**YOUR OBJECTIVE**
Show only those lines of the entries where the string "filter" is found.

(Items listed in a dataset)
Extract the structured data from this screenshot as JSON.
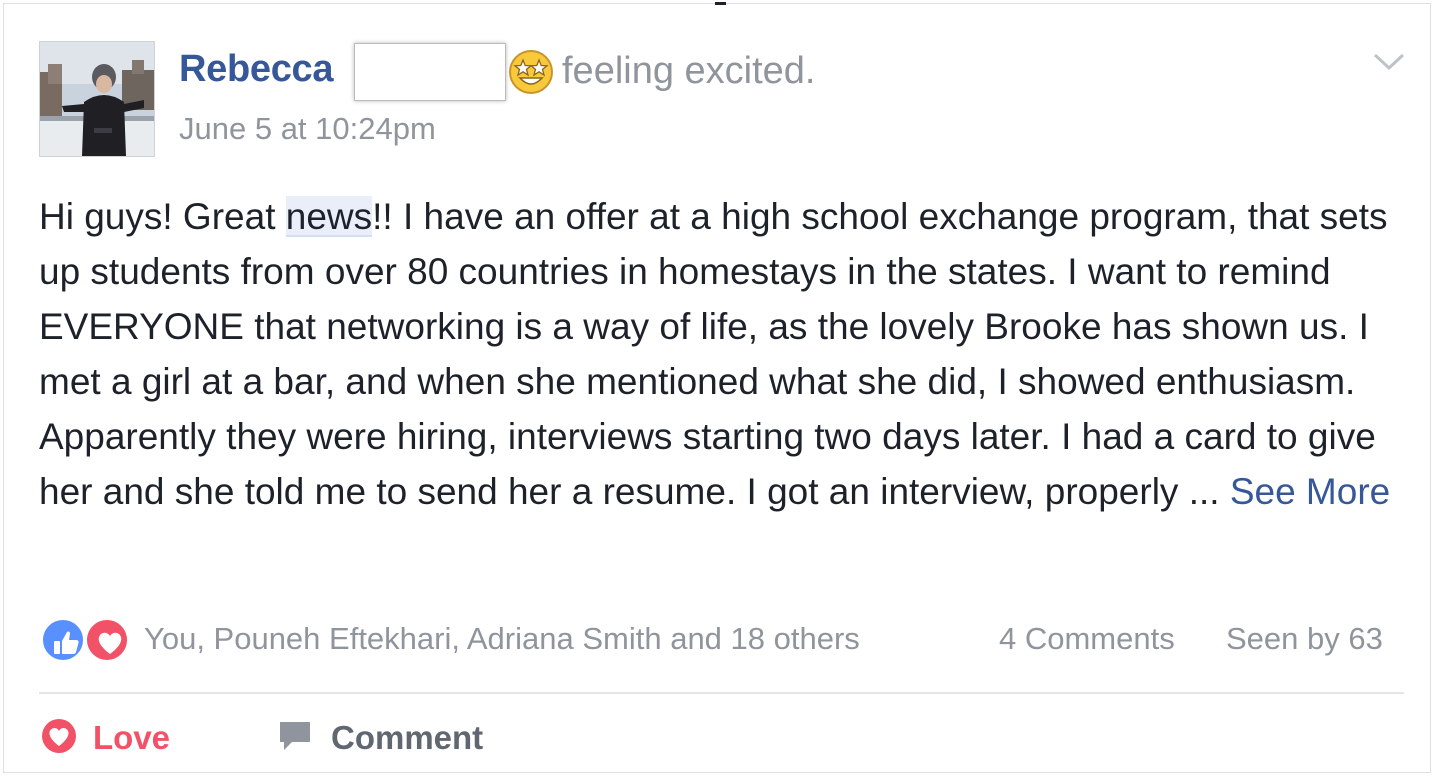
{
  "post": {
    "author": "Rebecca",
    "feeling": "feeling excited.",
    "timestamp": "June 5 at 10:24pm",
    "text_before_highlight": "Hi guys! Great ",
    "highlighted_word": "news",
    "text_after_highlight": "!! I have an offer at a high school exchange program, that sets up students from over 80 countries in homestays in the states. I want to remind EVERYONE that networking is a way of life, as the lovely Brooke has shown us. I met a girl at a bar, and when she mentioned what she did, I showed enthusiasm. Apparently they were hiring, interviews starting two days later. I had a card to give her and she told me to send her a resume. I got an interview, properly ... ",
    "see_more": "See More"
  },
  "icons": {
    "avatar": "profile-photo",
    "emoji": "star-struck-emoji",
    "menu": "chevron-down-icon",
    "like_reaction": "thumbs-up-icon",
    "love_reaction": "heart-icon",
    "love_action": "heart-outline-icon",
    "comment_action": "speech-bubble-icon"
  },
  "reactions": {
    "summary": "You, Pouneh Eftekhari, Adriana Smith and 18 others",
    "comments": "4 Comments",
    "seen_by": "Seen by 63"
  },
  "actions": {
    "love": "Love",
    "comment": "Comment"
  },
  "colors": {
    "link_blue": "#365899",
    "love_red": "#f25268",
    "like_blue": "#5890ff",
    "muted_gray": "#90949c",
    "text_dark": "#1d2129"
  }
}
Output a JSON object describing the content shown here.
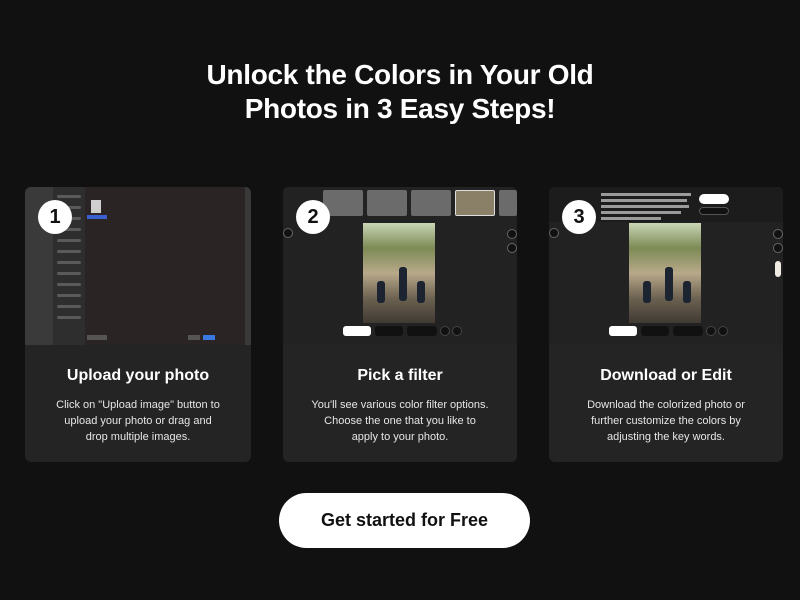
{
  "headline": {
    "line1": "Unlock the Colors in Your Old",
    "line2": "Photos in 3 Easy Steps!"
  },
  "steps": [
    {
      "number": "1",
      "title": "Upload your photo",
      "desc_lines": [
        "Click on \"Upload image\" button to",
        "upload your photo or drag and",
        "drop multiple images."
      ]
    },
    {
      "number": "2",
      "title": "Pick a filter",
      "desc_lines": [
        "You'll see various color filter options.",
        "Choose the one that you like to",
        "apply to your photo."
      ]
    },
    {
      "number": "3",
      "title": "Download or Edit",
      "desc_lines": [
        "Download the colorized photo or",
        "further customize the colors by",
        "adjusting the key words."
      ]
    }
  ],
  "cta": {
    "label": "Get started for Free"
  },
  "colors": {
    "background": "#111111",
    "card": "#242424",
    "cta_bg": "#ffffff",
    "cta_text": "#111111"
  }
}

**RESPONSE BELOW**
      "title": "Pick a filter",
        "You'll see various color filter options.",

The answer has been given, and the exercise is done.